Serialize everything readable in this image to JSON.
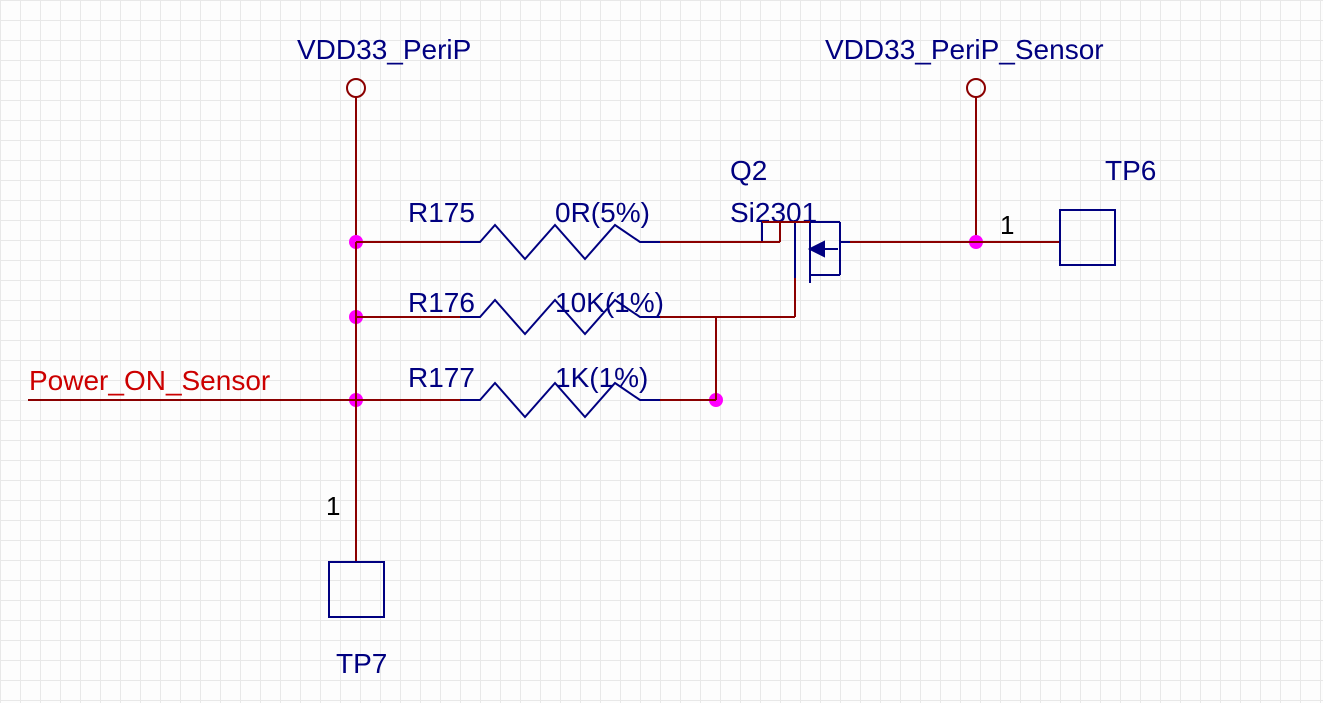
{
  "nets": {
    "vdd33_perip": "VDD33_PeriP",
    "vdd33_perip_sensor": "VDD33_PeriP_Sensor",
    "power_on_sensor": "Power_ON_Sensor"
  },
  "components": {
    "r175": {
      "ref": "R175",
      "value": "0R(5%)"
    },
    "r176": {
      "ref": "R176",
      "value": "10K(1%)"
    },
    "r177": {
      "ref": "R177",
      "value": "1K(1%)"
    },
    "q2": {
      "ref": "Q2",
      "value": "Si2301"
    },
    "tp6": {
      "ref": "TP6",
      "pin": "1"
    },
    "tp7": {
      "ref": "TP7",
      "pin": "1"
    }
  }
}
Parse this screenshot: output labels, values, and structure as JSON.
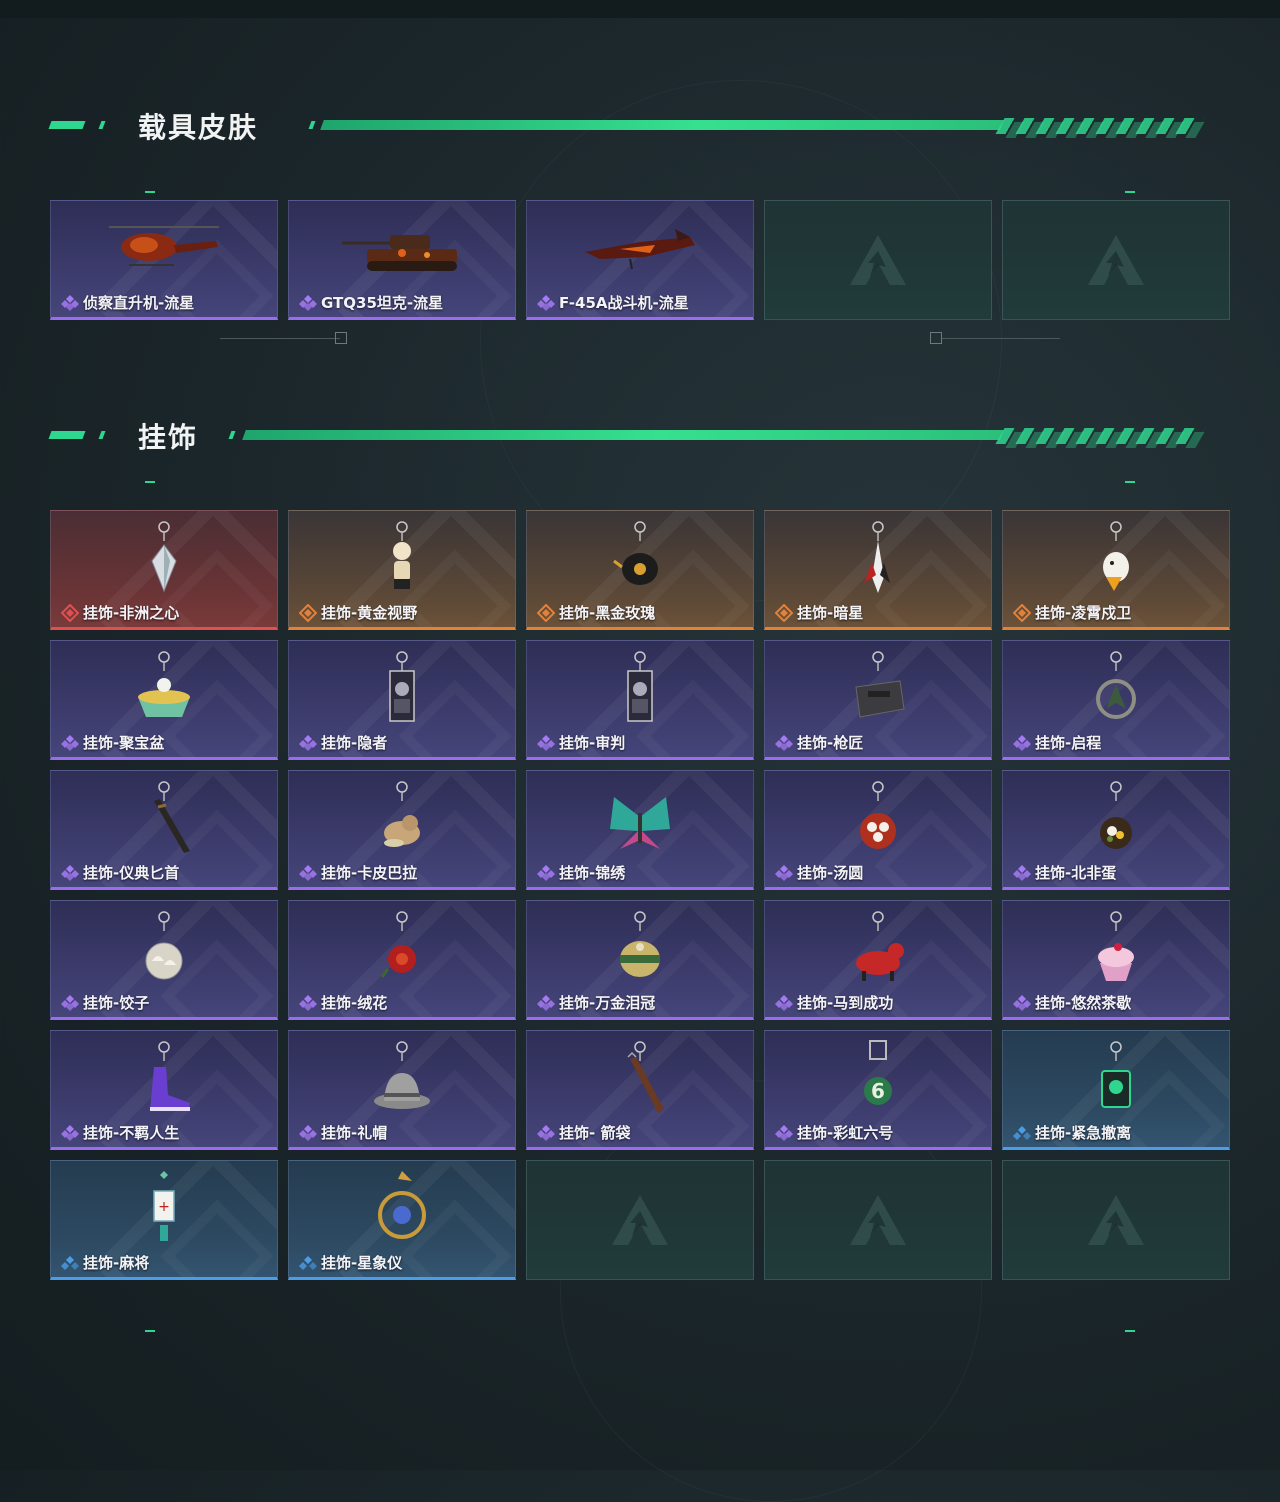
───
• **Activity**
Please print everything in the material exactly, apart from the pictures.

• **Output for this exercise**
Serialize everything readable in this image to JSON.
{
  "nets": {
    "vdd33_perip": "VDD33_PeriP",
    "vdd33_perip_sensor": "VDD33_PeriP_Sensor",
    "power_on_sensor": "Power_ON_Sensor"
  },
  "components": {
    "r175": {
      "ref": "R175",
      "value": "0R(5%)"
    },
    "r176": {
      "ref": "R176",
      "value": "10K(1%)"
    },
    "r177": {
      "ref": "R177",
      "value": "1K(1%)"
    },
    "q2": {
      "ref": "Q2",
      "value": "Si2301"
    },
    "tp6": {
      "ref": "TP6",
      "pin": "1"
    },
    "tp7": {
      "ref": "TP7",
      "pin": "1"
    }
  }
}
Parse this screenshot: output labels, values, and structure as JSON.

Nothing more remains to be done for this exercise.